------ Source material

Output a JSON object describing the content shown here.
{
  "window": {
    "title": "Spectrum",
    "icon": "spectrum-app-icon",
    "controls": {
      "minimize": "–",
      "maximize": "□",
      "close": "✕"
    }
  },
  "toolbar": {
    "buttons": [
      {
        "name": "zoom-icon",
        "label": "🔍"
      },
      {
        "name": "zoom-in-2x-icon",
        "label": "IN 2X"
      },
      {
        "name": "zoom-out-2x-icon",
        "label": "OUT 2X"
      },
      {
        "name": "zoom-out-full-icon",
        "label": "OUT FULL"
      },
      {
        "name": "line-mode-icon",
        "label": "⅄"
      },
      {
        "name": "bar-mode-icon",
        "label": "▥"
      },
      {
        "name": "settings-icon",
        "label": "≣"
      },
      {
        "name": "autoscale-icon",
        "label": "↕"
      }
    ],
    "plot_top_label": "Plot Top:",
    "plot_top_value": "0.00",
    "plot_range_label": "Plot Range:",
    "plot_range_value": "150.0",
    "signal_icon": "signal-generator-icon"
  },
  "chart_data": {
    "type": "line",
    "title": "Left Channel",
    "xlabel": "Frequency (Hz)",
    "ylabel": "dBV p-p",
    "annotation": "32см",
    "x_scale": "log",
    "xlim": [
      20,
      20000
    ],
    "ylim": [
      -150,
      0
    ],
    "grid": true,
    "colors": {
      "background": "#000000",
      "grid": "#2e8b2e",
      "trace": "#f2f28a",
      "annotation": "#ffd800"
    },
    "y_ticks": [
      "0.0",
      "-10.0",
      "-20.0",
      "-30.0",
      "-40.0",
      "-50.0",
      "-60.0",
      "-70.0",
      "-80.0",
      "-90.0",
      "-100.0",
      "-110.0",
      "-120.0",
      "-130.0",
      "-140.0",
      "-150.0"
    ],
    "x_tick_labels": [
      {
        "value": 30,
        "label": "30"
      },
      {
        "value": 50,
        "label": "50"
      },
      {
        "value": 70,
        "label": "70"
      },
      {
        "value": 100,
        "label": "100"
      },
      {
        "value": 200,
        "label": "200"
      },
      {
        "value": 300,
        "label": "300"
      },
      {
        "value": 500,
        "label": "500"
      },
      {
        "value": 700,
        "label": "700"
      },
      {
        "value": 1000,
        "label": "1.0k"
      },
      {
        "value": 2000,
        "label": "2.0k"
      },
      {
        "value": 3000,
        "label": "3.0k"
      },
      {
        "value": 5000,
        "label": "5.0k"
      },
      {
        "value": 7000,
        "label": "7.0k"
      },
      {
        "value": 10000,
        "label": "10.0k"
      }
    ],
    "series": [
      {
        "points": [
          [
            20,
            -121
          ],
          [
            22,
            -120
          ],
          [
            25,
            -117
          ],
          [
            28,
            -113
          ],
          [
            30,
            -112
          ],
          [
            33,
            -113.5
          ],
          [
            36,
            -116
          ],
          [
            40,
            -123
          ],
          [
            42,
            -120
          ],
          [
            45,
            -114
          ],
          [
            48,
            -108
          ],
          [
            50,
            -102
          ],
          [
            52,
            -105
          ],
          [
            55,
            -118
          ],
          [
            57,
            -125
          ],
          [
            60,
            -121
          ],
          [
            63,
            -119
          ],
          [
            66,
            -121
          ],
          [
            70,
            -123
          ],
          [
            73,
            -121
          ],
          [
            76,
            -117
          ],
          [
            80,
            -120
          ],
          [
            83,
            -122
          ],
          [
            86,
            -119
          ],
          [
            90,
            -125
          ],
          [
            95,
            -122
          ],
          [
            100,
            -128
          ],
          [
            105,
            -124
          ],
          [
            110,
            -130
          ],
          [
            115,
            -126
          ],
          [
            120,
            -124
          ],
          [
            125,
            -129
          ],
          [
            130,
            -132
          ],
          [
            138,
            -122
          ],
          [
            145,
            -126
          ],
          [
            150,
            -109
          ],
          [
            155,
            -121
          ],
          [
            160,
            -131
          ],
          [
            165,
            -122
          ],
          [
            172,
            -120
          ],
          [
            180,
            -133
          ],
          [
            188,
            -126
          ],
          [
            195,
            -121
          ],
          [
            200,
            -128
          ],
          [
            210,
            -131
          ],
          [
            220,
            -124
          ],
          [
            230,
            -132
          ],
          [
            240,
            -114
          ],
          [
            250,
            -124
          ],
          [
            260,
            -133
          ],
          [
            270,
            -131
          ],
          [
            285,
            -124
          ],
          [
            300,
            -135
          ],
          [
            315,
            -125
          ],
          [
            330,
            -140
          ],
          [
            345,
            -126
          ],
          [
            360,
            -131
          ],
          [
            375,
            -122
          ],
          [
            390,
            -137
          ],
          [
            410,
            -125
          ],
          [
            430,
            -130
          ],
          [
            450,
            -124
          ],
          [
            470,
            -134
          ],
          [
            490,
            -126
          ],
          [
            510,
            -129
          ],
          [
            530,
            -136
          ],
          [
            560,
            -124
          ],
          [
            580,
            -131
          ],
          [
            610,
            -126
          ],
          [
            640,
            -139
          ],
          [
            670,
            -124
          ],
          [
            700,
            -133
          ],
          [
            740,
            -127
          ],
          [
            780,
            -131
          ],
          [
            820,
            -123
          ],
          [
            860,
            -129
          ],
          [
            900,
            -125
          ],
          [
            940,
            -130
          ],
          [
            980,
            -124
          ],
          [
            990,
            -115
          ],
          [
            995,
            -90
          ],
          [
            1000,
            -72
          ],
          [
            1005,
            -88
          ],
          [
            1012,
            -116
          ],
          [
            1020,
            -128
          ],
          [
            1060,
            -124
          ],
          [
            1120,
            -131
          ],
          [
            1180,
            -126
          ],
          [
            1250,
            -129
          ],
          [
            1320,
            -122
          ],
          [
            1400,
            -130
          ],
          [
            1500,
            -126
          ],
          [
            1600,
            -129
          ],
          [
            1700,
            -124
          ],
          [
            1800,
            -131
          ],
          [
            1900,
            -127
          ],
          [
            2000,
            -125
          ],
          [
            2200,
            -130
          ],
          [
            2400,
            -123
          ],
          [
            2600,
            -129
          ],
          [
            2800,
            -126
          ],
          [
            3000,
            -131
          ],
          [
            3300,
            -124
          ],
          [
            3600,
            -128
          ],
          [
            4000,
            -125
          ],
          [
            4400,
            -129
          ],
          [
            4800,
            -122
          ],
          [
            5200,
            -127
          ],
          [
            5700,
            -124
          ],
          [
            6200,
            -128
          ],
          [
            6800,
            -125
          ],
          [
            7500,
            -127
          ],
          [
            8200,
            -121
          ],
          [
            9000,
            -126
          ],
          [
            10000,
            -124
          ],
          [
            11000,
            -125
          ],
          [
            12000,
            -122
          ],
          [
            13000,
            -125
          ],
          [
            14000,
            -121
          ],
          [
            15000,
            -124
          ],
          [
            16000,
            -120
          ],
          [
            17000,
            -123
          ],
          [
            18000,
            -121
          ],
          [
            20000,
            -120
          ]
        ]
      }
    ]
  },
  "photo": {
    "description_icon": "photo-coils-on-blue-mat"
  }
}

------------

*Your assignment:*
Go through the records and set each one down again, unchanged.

*Solution for this problem:*
Output a JSON object describing the content shown here.
{
  "window": {
    "title": "Spectrum",
    "icon": "spectrum-app-icon",
    "controls": {
      "minimize": "–",
      "maximize": "□",
      "close": "✕"
    }
  },
  "toolbar": {
    "buttons": [
      {
        "name": "zoom-icon",
        "label": "🔍"
      },
      {
        "name": "zoom-in-2x-icon",
        "label": "IN 2X"
      },
      {
        "name": "zoom-out-2x-icon",
        "label": "OUT 2X"
      },
      {
        "name": "zoom-out-full-icon",
        "label": "OUT FULL"
      },
      {
        "name": "line-mode-icon",
        "label": "⅄"
      },
      {
        "name": "bar-mode-icon",
        "label": "▥"
      },
      {
        "name": "settings-icon",
        "label": "≣"
      },
      {
        "name": "autoscale-icon",
        "label": "↕"
      }
    ],
    "plot_top_label": "Plot Top:",
    "plot_top_value": "0.00",
    "plot_range_label": "Plot Range:",
    "plot_range_value": "150.0",
    "signal_icon": "signal-generator-icon"
  },
  "chart_data": {
    "type": "line",
    "title": "Left Channel",
    "xlabel": "Frequency (Hz)",
    "ylabel": "dBV p-p",
    "annotation": "32см",
    "x_scale": "log",
    "xlim": [
      20,
      20000
    ],
    "ylim": [
      -150,
      0
    ],
    "grid": true,
    "colors": {
      "background": "#000000",
      "grid": "#2e8b2e",
      "trace": "#f2f28a",
      "annotation": "#ffd800"
    },
    "y_ticks": [
      "0.0",
      "-10.0",
      "-20.0",
      "-30.0",
      "-40.0",
      "-50.0",
      "-60.0",
      "-70.0",
      "-80.0",
      "-90.0",
      "-100.0",
      "-110.0",
      "-120.0",
      "-130.0",
      "-140.0",
      "-150.0"
    ],
    "x_tick_labels": [
      {
        "value": 30,
        "label": "30"
      },
      {
        "value": 50,
        "label": "50"
      },
      {
        "value": 70,
        "label": "70"
      },
      {
        "value": 100,
        "label": "100"
      },
      {
        "value": 200,
        "label": "200"
      },
      {
        "value": 300,
        "label": "300"
      },
      {
        "value": 500,
        "label": "500"
      },
      {
        "value": 700,
        "label": "700"
      },
      {
        "value": 1000,
        "label": "1.0k"
      },
      {
        "value": 2000,
        "label": "2.0k"
      },
      {
        "value": 3000,
        "label": "3.0k"
      },
      {
        "value": 5000,
        "label": "5.0k"
      },
      {
        "value": 7000,
        "label": "7.0k"
      },
      {
        "value": 10000,
        "label": "10.0k"
      }
    ],
    "series": [
      {
        "points": [
          [
            20,
            -121
          ],
          [
            22,
            -120
          ],
          [
            25,
            -117
          ],
          [
            28,
            -113
          ],
          [
            30,
            -112
          ],
          [
            33,
            -113.5
          ],
          [
            36,
            -116
          ],
          [
            40,
            -123
          ],
          [
            42,
            -120
          ],
          [
            45,
            -114
          ],
          [
            48,
            -108
          ],
          [
            50,
            -102
          ],
          [
            52,
            -105
          ],
          [
            55,
            -118
          ],
          [
            57,
            -125
          ],
          [
            60,
            -121
          ],
          [
            63,
            -119
          ],
          [
            66,
            -121
          ],
          [
            70,
            -123
          ],
          [
            73,
            -121
          ],
          [
            76,
            -117
          ],
          [
            80,
            -120
          ],
          [
            83,
            -122
          ],
          [
            86,
            -119
          ],
          [
            90,
            -125
          ],
          [
            95,
            -122
          ],
          [
            100,
            -128
          ],
          [
            105,
            -124
          ],
          [
            110,
            -130
          ],
          [
            115,
            -126
          ],
          [
            120,
            -124
          ],
          [
            125,
            -129
          ],
          [
            130,
            -132
          ],
          [
            138,
            -122
          ],
          [
            145,
            -126
          ],
          [
            150,
            -109
          ],
          [
            155,
            -121
          ],
          [
            160,
            -131
          ],
          [
            165,
            -122
          ],
          [
            172,
            -120
          ],
          [
            180,
            -133
          ],
          [
            188,
            -126
          ],
          [
            195,
            -121
          ],
          [
            200,
            -128
          ],
          [
            210,
            -131
          ],
          [
            220,
            -124
          ],
          [
            230,
            -132
          ],
          [
            240,
            -114
          ],
          [
            250,
            -124
          ],
          [
            260,
            -133
          ],
          [
            270,
            -131
          ],
          [
            285,
            -124
          ],
          [
            300,
            -135
          ],
          [
            315,
            -125
          ],
          [
            330,
            -140
          ],
          [
            345,
            -126
          ],
          [
            360,
            -131
          ],
          [
            375,
            -122
          ],
          [
            390,
            -137
          ],
          [
            410,
            -125
          ],
          [
            430,
            -130
          ],
          [
            450,
            -124
          ],
          [
            470,
            -134
          ],
          [
            490,
            -126
          ],
          [
            510,
            -129
          ],
          [
            530,
            -136
          ],
          [
            560,
            -124
          ],
          [
            580,
            -131
          ],
          [
            610,
            -126
          ],
          [
            640,
            -139
          ],
          [
            670,
            -124
          ],
          [
            700,
            -133
          ],
          [
            740,
            -127
          ],
          [
            780,
            -131
          ],
          [
            820,
            -123
          ],
          [
            860,
            -129
          ],
          [
            900,
            -125
          ],
          [
            940,
            -130
          ],
          [
            980,
            -124
          ],
          [
            990,
            -115
          ],
          [
            995,
            -90
          ],
          [
            1000,
            -72
          ],
          [
            1005,
            -88
          ],
          [
            1012,
            -116
          ],
          [
            1020,
            -128
          ],
          [
            1060,
            -124
          ],
          [
            1120,
            -131
          ],
          [
            1180,
            -126
          ],
          [
            1250,
            -129
          ],
          [
            1320,
            -122
          ],
          [
            1400,
            -130
          ],
          [
            1500,
            -126
          ],
          [
            1600,
            -129
          ],
          [
            1700,
            -124
          ],
          [
            1800,
            -131
          ],
          [
            1900,
            -127
          ],
          [
            2000,
            -125
          ],
          [
            2200,
            -130
          ],
          [
            2400,
            -123
          ],
          [
            2600,
            -129
          ],
          [
            2800,
            -126
          ],
          [
            3000,
            -131
          ],
          [
            3300,
            -124
          ],
          [
            3600,
            -128
          ],
          [
            4000,
            -125
          ],
          [
            4400,
            -129
          ],
          [
            4800,
            -122
          ],
          [
            5200,
            -127
          ],
          [
            5700,
            -124
          ],
          [
            6200,
            -128
          ],
          [
            6800,
            -125
          ],
          [
            7500,
            -127
          ],
          [
            8200,
            -121
          ],
          [
            9000,
            -126
          ],
          [
            10000,
            -124
          ],
          [
            11000,
            -125
          ],
          [
            12000,
            -122
          ],
          [
            13000,
            -125
          ],
          [
            14000,
            -121
          ],
          [
            15000,
            -124
          ],
          [
            16000,
            -120
          ],
          [
            17000,
            -123
          ],
          [
            18000,
            -121
          ],
          [
            20000,
            -120
          ]
        ]
      }
    ]
  },
  "photo": {
    "description_icon": "photo-coils-on-blue-mat"
  }
}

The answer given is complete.